I often think about what it must have been like to be a nursing mother in a small town a few hundred years ago. New moms probably kept each other company, their babies socializing and growing together. They probably also all nursed around each other. Young girls probably grew up seeing their mothers and mothers' friends nursing their own children. It must have been so organic for women to birth and nurse their babies. It was just the way their mothers had done it. Nowadays things are different. Our apartment is on the 17th floor, isolating us from the world below. Our families are states away, so its really just us. As a 21st century mother, you have to work at creating your own village.
Sammy and I joined a playgroup a couple months ago and thank God we did. Before making our friends at the playgroup I had little confidence in myself as a mother. I questioned everything, especially nursing. Was Sammy eating enough? Was I nursing too often? Was I doing it right? That first Monday afternoon when we joined the playgroup was one of the most eye-opening experiences of my life. I felt so happy to be walking into this room seeing tens of moms and babies. I was amazed and impressed to see nearly every mother nursing their babies. You know what? No two mothers nursed their babies in the same way.
Becoming a parent can be so overwhelming and confusing. There are literally thousands of parenting books, in fact, a search for "parenting" on Amazon brought up over sixty thousand results. What I have been privileged to learn through Sammy over the past four and a half months is that my best guide as a parent is my own instinct.

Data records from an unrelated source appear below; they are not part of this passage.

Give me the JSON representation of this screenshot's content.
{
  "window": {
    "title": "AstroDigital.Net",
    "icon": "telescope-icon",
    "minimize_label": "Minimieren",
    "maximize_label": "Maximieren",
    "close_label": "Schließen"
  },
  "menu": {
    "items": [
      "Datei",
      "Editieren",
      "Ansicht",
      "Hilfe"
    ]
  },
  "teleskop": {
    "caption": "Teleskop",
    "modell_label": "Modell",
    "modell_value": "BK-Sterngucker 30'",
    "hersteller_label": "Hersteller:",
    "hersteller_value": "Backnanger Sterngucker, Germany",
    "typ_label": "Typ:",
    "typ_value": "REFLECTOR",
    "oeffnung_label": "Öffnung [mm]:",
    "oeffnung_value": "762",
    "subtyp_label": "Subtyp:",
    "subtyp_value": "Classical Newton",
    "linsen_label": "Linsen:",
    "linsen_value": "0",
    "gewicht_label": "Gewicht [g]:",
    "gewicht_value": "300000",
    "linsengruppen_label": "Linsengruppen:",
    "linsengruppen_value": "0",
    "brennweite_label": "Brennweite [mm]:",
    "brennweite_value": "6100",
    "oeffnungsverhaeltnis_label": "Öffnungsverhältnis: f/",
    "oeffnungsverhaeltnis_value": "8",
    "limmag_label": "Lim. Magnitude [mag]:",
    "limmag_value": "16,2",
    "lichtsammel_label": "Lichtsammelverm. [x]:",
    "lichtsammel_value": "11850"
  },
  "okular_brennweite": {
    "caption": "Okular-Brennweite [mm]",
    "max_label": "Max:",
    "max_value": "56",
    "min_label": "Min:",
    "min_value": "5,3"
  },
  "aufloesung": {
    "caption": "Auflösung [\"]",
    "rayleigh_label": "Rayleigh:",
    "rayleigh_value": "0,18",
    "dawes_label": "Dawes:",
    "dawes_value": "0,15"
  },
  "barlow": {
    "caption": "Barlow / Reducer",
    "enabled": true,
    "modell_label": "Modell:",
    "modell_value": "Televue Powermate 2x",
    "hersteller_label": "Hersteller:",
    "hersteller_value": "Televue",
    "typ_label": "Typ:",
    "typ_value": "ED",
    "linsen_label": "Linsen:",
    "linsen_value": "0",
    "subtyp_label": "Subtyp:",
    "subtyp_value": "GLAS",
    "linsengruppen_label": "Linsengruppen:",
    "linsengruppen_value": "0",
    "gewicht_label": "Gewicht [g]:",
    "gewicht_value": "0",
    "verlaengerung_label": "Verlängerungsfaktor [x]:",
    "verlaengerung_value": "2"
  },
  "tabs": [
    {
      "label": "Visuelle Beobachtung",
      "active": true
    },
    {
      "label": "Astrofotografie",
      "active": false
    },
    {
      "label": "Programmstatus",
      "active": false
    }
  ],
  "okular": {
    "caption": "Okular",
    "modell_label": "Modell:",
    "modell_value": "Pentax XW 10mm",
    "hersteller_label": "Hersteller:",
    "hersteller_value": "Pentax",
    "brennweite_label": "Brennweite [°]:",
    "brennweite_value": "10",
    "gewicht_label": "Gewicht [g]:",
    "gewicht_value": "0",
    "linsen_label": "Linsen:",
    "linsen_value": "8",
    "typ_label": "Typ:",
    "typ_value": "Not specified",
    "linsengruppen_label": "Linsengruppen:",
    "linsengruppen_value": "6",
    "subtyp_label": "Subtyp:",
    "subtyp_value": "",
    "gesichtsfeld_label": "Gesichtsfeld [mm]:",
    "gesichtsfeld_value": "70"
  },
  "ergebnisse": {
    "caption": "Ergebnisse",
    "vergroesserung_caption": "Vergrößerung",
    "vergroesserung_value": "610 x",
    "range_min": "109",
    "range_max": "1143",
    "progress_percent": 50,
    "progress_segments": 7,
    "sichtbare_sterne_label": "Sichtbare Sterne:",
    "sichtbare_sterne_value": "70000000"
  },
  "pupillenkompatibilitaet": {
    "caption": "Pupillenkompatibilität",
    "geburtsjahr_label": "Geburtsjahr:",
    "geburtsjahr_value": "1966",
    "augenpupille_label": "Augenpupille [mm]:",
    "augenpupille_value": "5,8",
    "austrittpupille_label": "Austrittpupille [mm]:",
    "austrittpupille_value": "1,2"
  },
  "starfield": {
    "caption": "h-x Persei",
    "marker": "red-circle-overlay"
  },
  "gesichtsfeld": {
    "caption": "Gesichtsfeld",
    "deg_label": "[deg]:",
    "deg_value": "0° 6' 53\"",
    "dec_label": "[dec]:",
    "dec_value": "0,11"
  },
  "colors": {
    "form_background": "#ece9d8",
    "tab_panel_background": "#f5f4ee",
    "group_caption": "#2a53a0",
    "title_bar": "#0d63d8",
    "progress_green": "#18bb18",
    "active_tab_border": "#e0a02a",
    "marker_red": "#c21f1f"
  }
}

My goal since Sammy arrived has been to learn his cues, to understand what he is asking for even though he can't speak words yet and I have to say, I'm impressed with how much I've learned.
Sammy eats about every three hours, but every once in a while he's ready to eat before then. At first I was confused: why is he doing his "hungry" cues so soon? But as soon as I get Sammy to my breast I hear him swallowing hungrily and I know that I've made the right decision.
The best aspect of the playgroup is the realization that I'm not crazy, these issues happen to all new moms. I was relieved to hear that nursing was not simple for anyone. Even the moms who were adamant about nursing before their little ones arrived admitted to being tempted by formula. Let's be honest: nursing can really be a pain. There is no way to ensure exactly how much your child is eating. There is no way anyone else can share the responsibility of feeding your child, if you're nursing it's just you and your baby.
Sammy is almost five months old and our nursing relationship has improved astronomically, but it is still a challenge. However, I feel so fulfilled in being able to use my body in such a meaningful way. With each feed Sammy and I grow more comfortable with each other. As he becomes more confident in my unwavering love and adoration I become more confident in him, and more importantly, myself.
My new friends at playgroup have let me see the light at the end of what I now call "the three month tunnel." The first three months can be scary and new, but with the help of friends and community you will make it. With the help of the playgroup not only did my self-doubt disappear, it was replaced with confidence. I have become so aware of how well I know Sammy. I realized that Sammy isn't a baby, he's my son, he's Sammy. I hope you too are getting to know your own little one with the support of family and friends.